Ash is a lot like Superman. His “kryptonite” is T-cell acute lymphocytic leukemia. Even with aggressive treatment, he still failed to go into remission three times. The solution for his kryptonite was a double umbilical cord stem cell transplant in March. His was one of 33 stem cell transplants performed at Children’s in 2011 to date, and one of only two double-cord transplants ever performed at the hospital.
Today, Ash still has issues with his post-transplant anti-rejection drugs. But he is doing his best to be back at school in Ennis, Texas, as much as he can.
He looks forward to getting back to his hobbies, which include riding horses, four-wheeling, fishing and playing the piano.
“No More Pain”
One of Eric Sessions’ favorite things to do is draw. He especially likes to draw cars or cartoon characters. But the 16-year-old artist for this year’s Children’s National Sickle Cell Disease Awareness Month logo really wanted to make a statement with his design for the T-shirts and scrub tops.
The theme for this year’s design is “No More Pain.” Eric said he and his sister came up with the idea of sickle cells raining down on two children under an umbrella. “The umbrella is blocking the blood cells because of the pain they can cause,” Eric said. The umbrella represents treatments for sickle cell that can help alleviate some of the pain crises associated with the disease.
For Eric, who has sickle cell anemia, that treatment is chronic blood transfusions. He comes to Children’s every four weeks and has been on transfusion therapy since he was 10 years old. It was then that he had a silent stroke, one of the more significant side effects of sickle cell disease among children. One in 10 children with sickle cell anemia has a stroke between birth and age 18.
Eric, who lives in Lancaster, Texas, is a junior at the Dallas Can Academy.
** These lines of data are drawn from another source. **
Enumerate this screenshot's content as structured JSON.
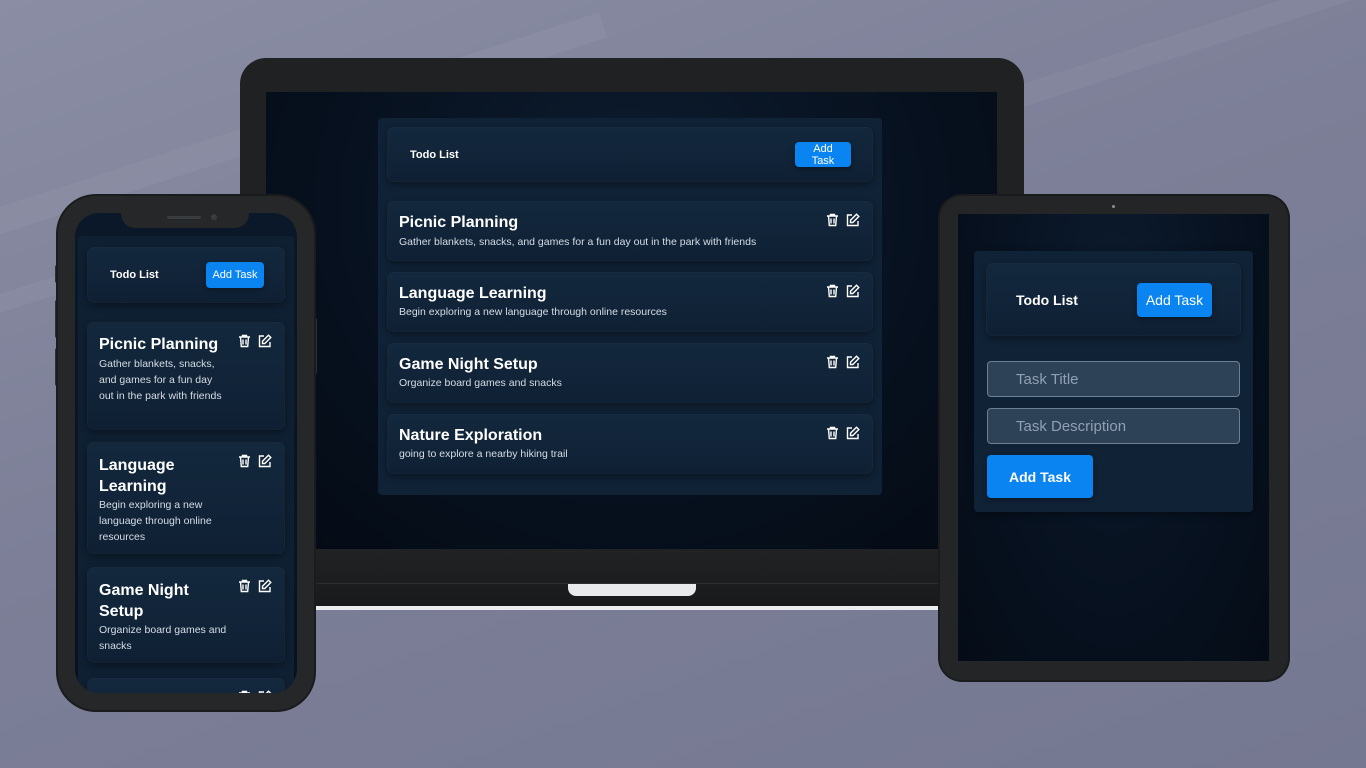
{
  "app": {
    "title": "Todo List",
    "add_task_label": "Add Task"
  },
  "tasks": [
    {
      "title": "Picnic Planning",
      "description": "Gather blankets, snacks, and games for a fun day out in the park with friends"
    },
    {
      "title": "Language Learning",
      "description": "Begin exploring a new language through online resources"
    },
    {
      "title": "Game Night Setup",
      "description": "Organize board games and snacks"
    },
    {
      "title": "Nature Exploration",
      "description": "going to explore a nearby hiking trail"
    }
  ],
  "form": {
    "title_placeholder": "Task Title",
    "description_placeholder": "Task Description",
    "submit_label": "Add Task"
  },
  "icons": {
    "delete": "trash-icon",
    "edit": "edit-icon"
  },
  "colors": {
    "accent": "#0a84f0",
    "card": "#13283d",
    "screen": "#07111f"
  }
}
In addition to drawing, he likes to play video games and buy collectible cards.
Each of these designs are printed on commemorative T-shirts and scrub tops on sale at the gift shops at the Dallas and Children’s at Legacy campuses.